The ability to wire explosives would turn one sergeant’s injury from a cottage industry to mainstream business, with just a little bit of inspiration and a lot of hard work.
SFC Brent Verdialez was a Special Forces Engineer Sergeant with the 1st Special Forces Group (Airborne), at Joint Base Lewis-McChord, Washington. He’d been in the Army for 16 years and with Special Forces for most of that time.
Growing up in Fresno, California, he was interested in different types of fighting. He learned boxing and Wing Chun, a style of Kung Fu. Later, he began training in a lesser-known fighting style known as Sanda, which was formerly known as Sanshou or Chinese Kick Boxing and is a blend of traditional Kung Fu and modern fighting techniques. (The Chinese military uses a variation of it, called Junshi Sanda to train its own Special Operations Forces in unarmed combat techniques.)
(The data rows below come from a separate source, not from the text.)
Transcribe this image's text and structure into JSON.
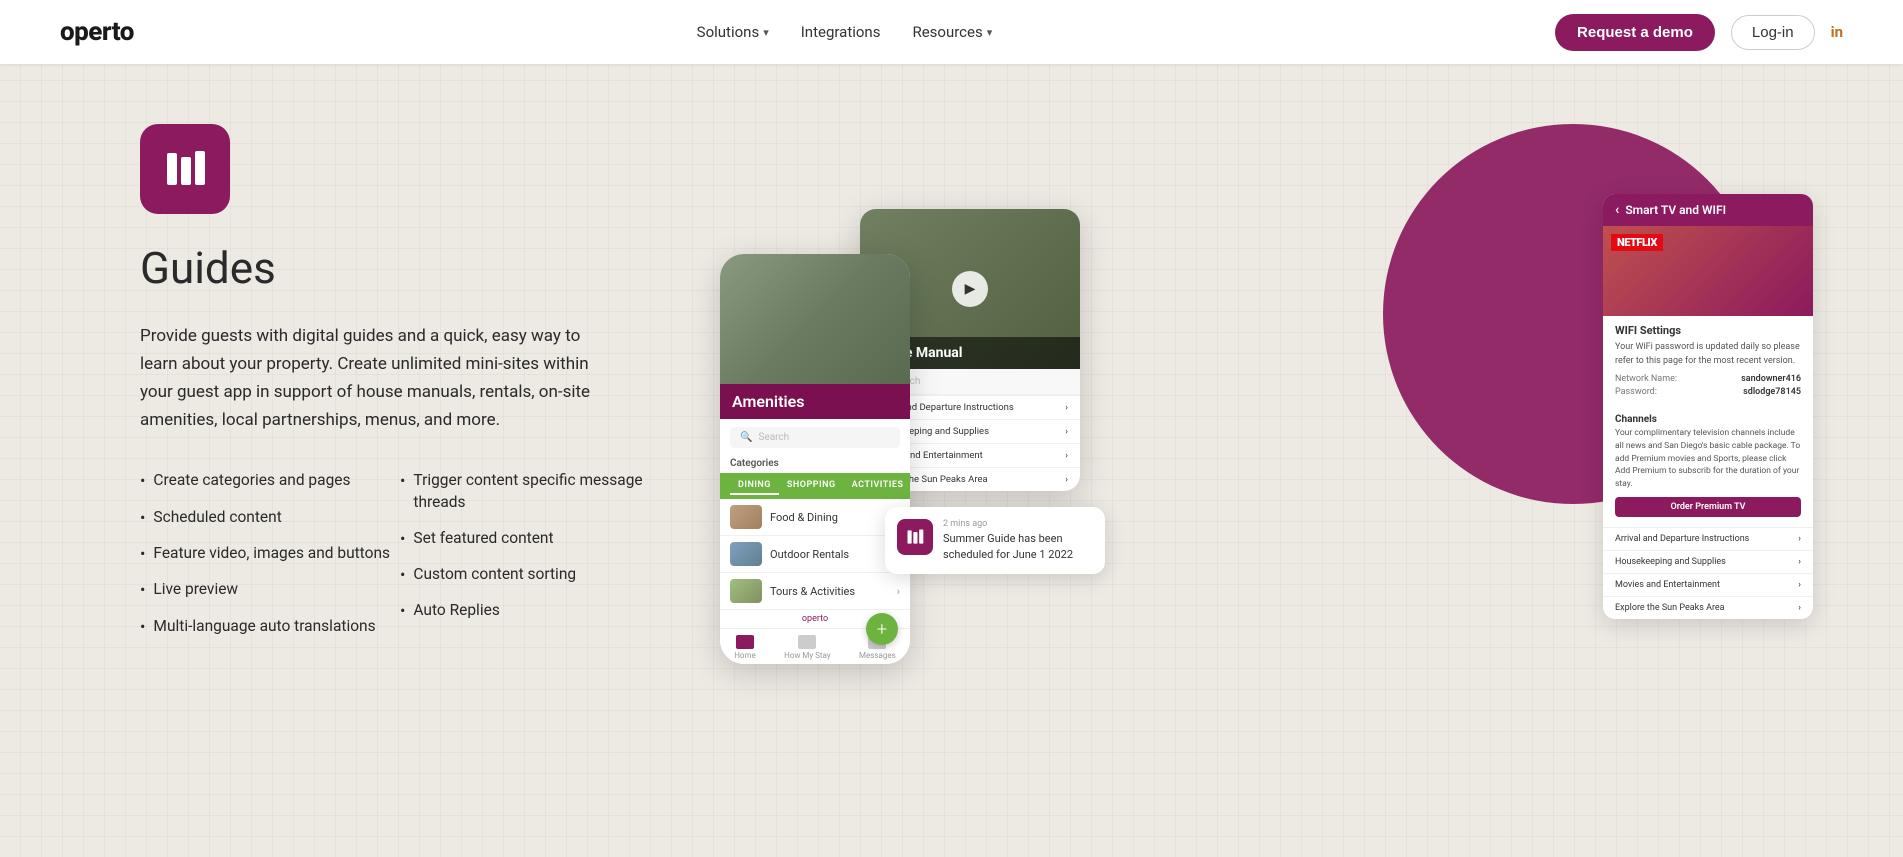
{
  "nav": {
    "logo": "operto",
    "links": [
      {
        "label": "Solutions",
        "hasDropdown": true
      },
      {
        "label": "Integrations",
        "hasDropdown": false
      },
      {
        "label": "Resources",
        "hasDropdown": true
      }
    ],
    "cta_label": "Request a demo",
    "login_label": "Log-in",
    "social_label": "in"
  },
  "hero": {
    "icon_label": "guides-icon",
    "title": "Guides",
    "description": "Provide guests with digital guides and a quick, easy way to learn about your property. Create unlimited mini-sites within your guest app in support of house manuals, rentals, on-site amenities, local partnerships, menus, and more.",
    "features_left": [
      "Create categories and pages",
      "Scheduled content",
      "Feature video, images and buttons",
      "Live preview",
      "Multi-language auto translations"
    ],
    "features_right": [
      "Trigger content specific message threads",
      "Set featured content",
      "Custom content sorting",
      "Auto Replies"
    ]
  },
  "mockup": {
    "house_manual_title": "House Manual",
    "amenities_title": "Amenities",
    "categories_label": "Categories",
    "search_label": "Search",
    "tabs": [
      "DINING",
      "SHOPPING",
      "ACTIVITIES"
    ],
    "list_items": [
      "Food & Dining",
      "Outdoor Rentals",
      "Tours & Activities"
    ],
    "wifi_header": "Smart TV and WIFI",
    "wifi_section": "WIFI Settings",
    "wifi_desc": "Your WiFi password is updated daily so please refer to this page for the most recent version.",
    "wifi_network_label": "Network Name:",
    "wifi_network_value": "sandowner416",
    "wifi_password_label": "Password:",
    "wifi_password_value": "sdlodge78145",
    "channels_title": "Channels",
    "channels_desc": "Your complimentary television channels include all news and San Diego's basic cable package. To add Premium movies and Sports, please click Add Premium to subscrib for the duration of your stay.",
    "order_btn_label": "Order Premium TV",
    "wifi_list_items": [
      "Arrival and Departure Instructions",
      "Housekeeping and Supplies",
      "Movies and Entertainment",
      "Explore the Sun Peaks Area"
    ],
    "notification_time": "2 mins ago",
    "notification_text": "Summer Guide has been scheduled for June 1 2022",
    "operto_label": "operto"
  }
}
Verdialez and many of his fellow Green Berets would train in a variety of martial arts to keep themselves to a sharp edge both physically and mentally. However, when he suffered what he believed to be a minor injury during combatives training, everything changed for him.
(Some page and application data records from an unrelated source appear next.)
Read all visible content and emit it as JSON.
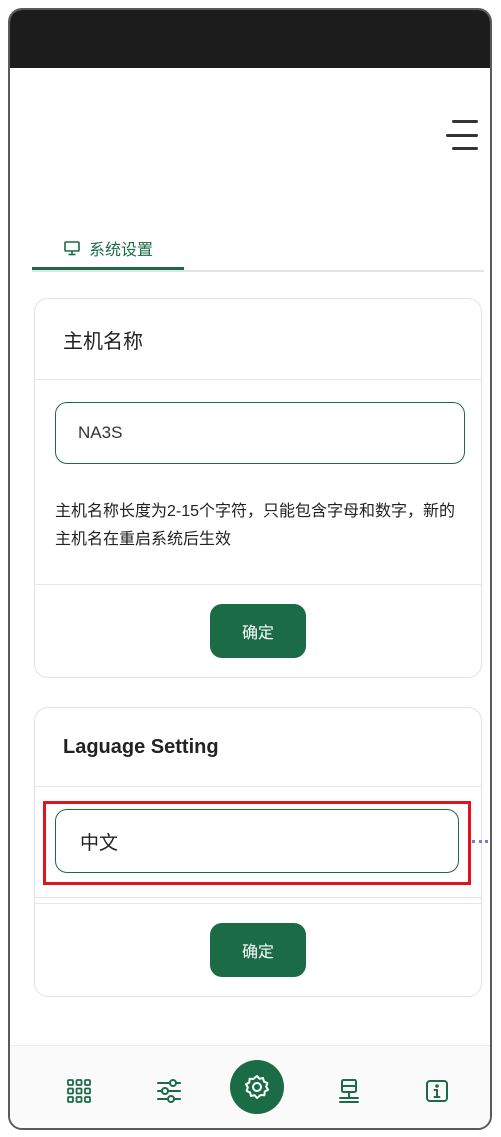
{
  "tab": {
    "label": "系统设置",
    "icon": "monitor-icon"
  },
  "hostname_card": {
    "title": "主机名称",
    "input_value": "NA3S",
    "hint": "主机名称长度为2-15个字符，只能包含字母和数字，新的主机名在重启系统后生效",
    "confirm_label": "确定"
  },
  "language_card": {
    "title": "Laguage Setting",
    "selected_value": "中文",
    "confirm_label": "确定"
  },
  "bottom_nav": {
    "items": [
      {
        "icon": "apps-grid-icon"
      },
      {
        "icon": "sliders-icon"
      },
      {
        "icon": "gear-icon",
        "active": true
      },
      {
        "icon": "network-icon"
      },
      {
        "icon": "info-icon"
      }
    ]
  },
  "colors": {
    "accent": "#1a6b46",
    "highlight": "#e0141e",
    "status_bar": "#1c1c1c"
  }
}
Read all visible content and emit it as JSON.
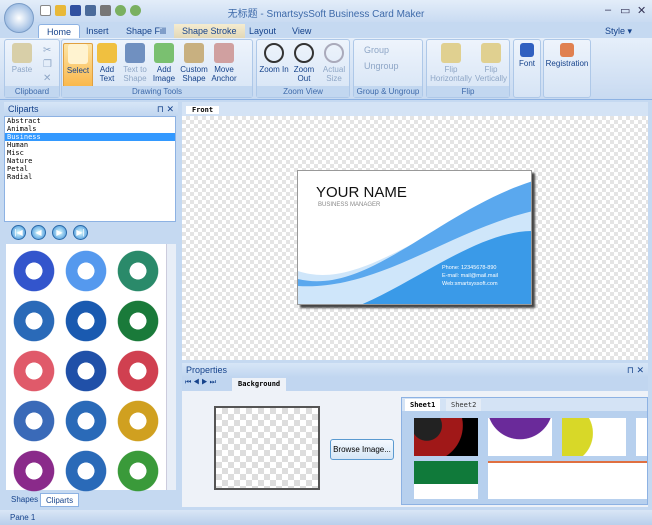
{
  "window": {
    "title": "无标题 - SmartsysSoft Business Card Maker",
    "minimize": "–",
    "maximize": "▭",
    "close": "✕"
  },
  "tabs": [
    "Home",
    "Insert",
    "Shape Fill",
    "Shape Stroke",
    "Layout",
    "View"
  ],
  "style_menu": "Style ▾",
  "ribbon": {
    "clipboard": {
      "label": "Clipboard",
      "paste": "Paste"
    },
    "drawing": {
      "label": "Drawing Tools",
      "buttons": [
        "Select",
        "Add Text",
        "Text to Shape",
        "Add Image",
        "Custom Shape",
        "Move Anchor"
      ]
    },
    "zoom": {
      "label": "Zoom View",
      "buttons": [
        "Zoom In",
        "Zoom Out",
        "Actual Size"
      ]
    },
    "group": {
      "label": "Group & Ungroup",
      "group": "Group",
      "ungroup": "Ungroup"
    },
    "flip": {
      "label": "Flip",
      "buttons": [
        "Flip Horizontally",
        "Flip Vertically"
      ]
    },
    "font": "Font",
    "registration": "Registration"
  },
  "cliparts": {
    "title": "Cliparts",
    "categories": [
      "Abstract",
      "Animals",
      "Business",
      "Human",
      "Misc",
      "Nature",
      "Petal",
      "Radial"
    ],
    "selected": "Business",
    "colors": [
      "#3355cc",
      "#5599ee",
      "#2a8a6a",
      "#2a6ab8",
      "#1a5ab0",
      "#1a7a3a",
      "#e05a6a",
      "#2050a8",
      "#d04050",
      "#3a6ab8",
      "#2a6ab8",
      "#d0a020",
      "#8a2a8a",
      "#2a6ab8",
      "#3a9a3a"
    ]
  },
  "bottom_tabs": [
    "Shapes",
    "Cliparts"
  ],
  "status": "Pane 1",
  "document": {
    "tab": "Front"
  },
  "card": {
    "name": "YOUR NAME",
    "title": "BUSINESS MANAGER",
    "phone": "Phone: 12345678-890",
    "email": "E-mail: mail@mail.mail",
    "web": "Web:smartsyssoft.com"
  },
  "properties": {
    "title": "Properties",
    "tab": "Background",
    "browse": "Browse Image...",
    "sheets": [
      "Sheet1",
      "Sheet2"
    ]
  }
}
Verdialez broke his ulnar, the long forearm bone that runs from the elbow to the hand on the medial side of the arm. In an interview with Army Times, Verdialez said that the injury was so severe that he couldn’t even turn a doorknob.
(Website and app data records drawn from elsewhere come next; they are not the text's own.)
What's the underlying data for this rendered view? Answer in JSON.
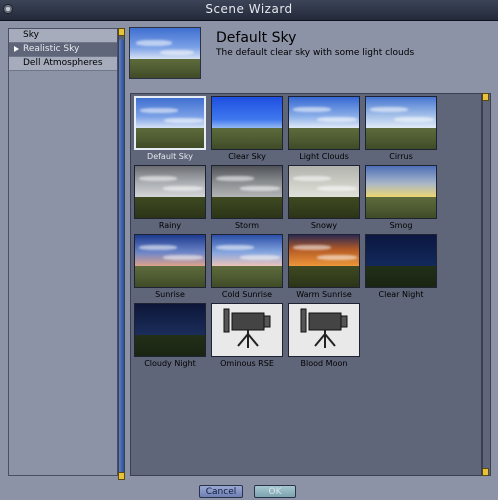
{
  "window": {
    "title": "Scene Wizard"
  },
  "categories": [
    {
      "label": "Sky",
      "selected": false
    },
    {
      "label": "Realistic Sky",
      "selected": true
    },
    {
      "label": "Dell Atmospheres",
      "selected": false
    }
  ],
  "header": {
    "title": "Default Sky",
    "description": "The default clear sky with some light clouds"
  },
  "presets": [
    {
      "label": "Default Sky",
      "style": "s-default",
      "ground": "normal",
      "selected": true
    },
    {
      "label": "Clear Sky",
      "style": "s-clear",
      "ground": "normal",
      "selected": false
    },
    {
      "label": "Light Clouds",
      "style": "s-light",
      "ground": "normal",
      "selected": false
    },
    {
      "label": "Cirrus",
      "style": "s-cirrus",
      "ground": "normal",
      "selected": false
    },
    {
      "label": "Rainy",
      "style": "s-rainy",
      "ground": "dark",
      "selected": false
    },
    {
      "label": "Storm",
      "style": "s-storm",
      "ground": "dark",
      "selected": false
    },
    {
      "label": "Snowy",
      "style": "s-snowy",
      "ground": "dark",
      "selected": false
    },
    {
      "label": "Smog",
      "style": "s-smog",
      "ground": "normal",
      "selected": false
    },
    {
      "label": "Sunrise",
      "style": "s-sunrise",
      "ground": "normal",
      "selected": false
    },
    {
      "label": "Cold Sunrise",
      "style": "s-coldsun",
      "ground": "normal",
      "selected": false
    },
    {
      "label": "Warm Sunrise",
      "style": "s-warm",
      "ground": "dark",
      "selected": false
    },
    {
      "label": "Clear Night",
      "style": "s-clearnight",
      "ground": "night",
      "selected": false
    },
    {
      "label": "Cloudy Night",
      "style": "s-cloudynight",
      "ground": "night",
      "selected": false
    },
    {
      "label": "Ominous RSE",
      "style": "camera",
      "ground": "none",
      "selected": false
    },
    {
      "label": "Blood Moon",
      "style": "camera",
      "ground": "none",
      "selected": false
    }
  ],
  "buttons": {
    "cancel": "Cancel",
    "ok": "OK"
  },
  "colors": {
    "background": "#8c93a6",
    "titlebar": "#2a3142",
    "selection": "#5f6679",
    "scroll_thumb": "#3e5fa8",
    "scroll_cap": "#e8c23a"
  },
  "icons": {
    "close": "close-icon",
    "disclosure": "triangle-right-icon",
    "placeholder": "camera-icon"
  }
}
With his injury lingering, he used his Special Forces training (and his desire to find a way to still get training time in) to build a machine, which combined ancient Chinese methods with modern technology, for fighters of all levels to train with.
Recalling his training with wooden sparring dummies called Mu Ren Zhuang, or “wooden man post,” which have existed for centuries in Shaolin temples and were made popular with the martial arts films of Bruce Lee, Verdialez was inspired to make his own, modernized version of them.
Despite not having a computer programming background, he bought books on coding and programming. He was soon testing different configurations at his dining room table at night while his family was asleep.
He made his own wooden stand, connected all of the pieces together, and with a motor and a pool noodle, began testing his device, constantly adjusting the angles, and speed. He eventually figured out a way to make the device swivel, as an actual fighter would. His fighting dummy got faster with better motors and he built a prototype with one, then two, and finally four arms. He finished his robot prototype in August of last year.
After leaving the Army late last year, he took his plans to a Filipino manufacturer. They gradually worked together on the project until they had a good 3D-printed prototype. They then tested his creation with some professional Mixed Martial Arts fighters.
Verdialez’s innovative RXT-1 sparring robot has four foam arms, a head target, and a torso pad option. While not designed to replace a human sparring partner, it will help when fighters train on their own. It will improve a fighter’s reaction time, mental processing speed, and hand-eye coordination.
The robotic sparring partner will offer three training modes:
- Practice: The robot will strike at the user with one arm at a time, every two seconds.
- Spar: In the sparring mode, fighters set the intensity and attack level and then engage with randomized strikes from a sparring partner that will never get tired.
- Combinations: It trains users in over 100 strike combinations. Advanced fighters can program their own combinations as well.
“It’s really good for people who’ve never been in a fight before,” Verdialez said. “There’s nothing else like it on the market that induces your stress levels like you’re in a fight.”
Verdialez is currently in talks with contractors that provide training to the military and which could incorporate his robot trainer. He sees it as a good way for new recruits to get extra training time in combatives.
“When I started developing the RXT-1, I noticed a void in technology in the combat sports industry,” Verdialez said in an interview with Digital Trends. ‘The equipment they are currently using is archaic and has been used for thousands of years. They are good for developing power and speed, but nothing was made to simulate an actual fighter or a striking coach. I wanted to develop both in one system,” he added.
RXT-1 can already be pre-ordered and will begin shipping in February 2021. Prices range from $699 to $899.
If you enjoyed this article, please consider supporting our Veteran Editorial by becoming a SOFREP subscriber. Click here to get 3 months of full ad-free access for only $1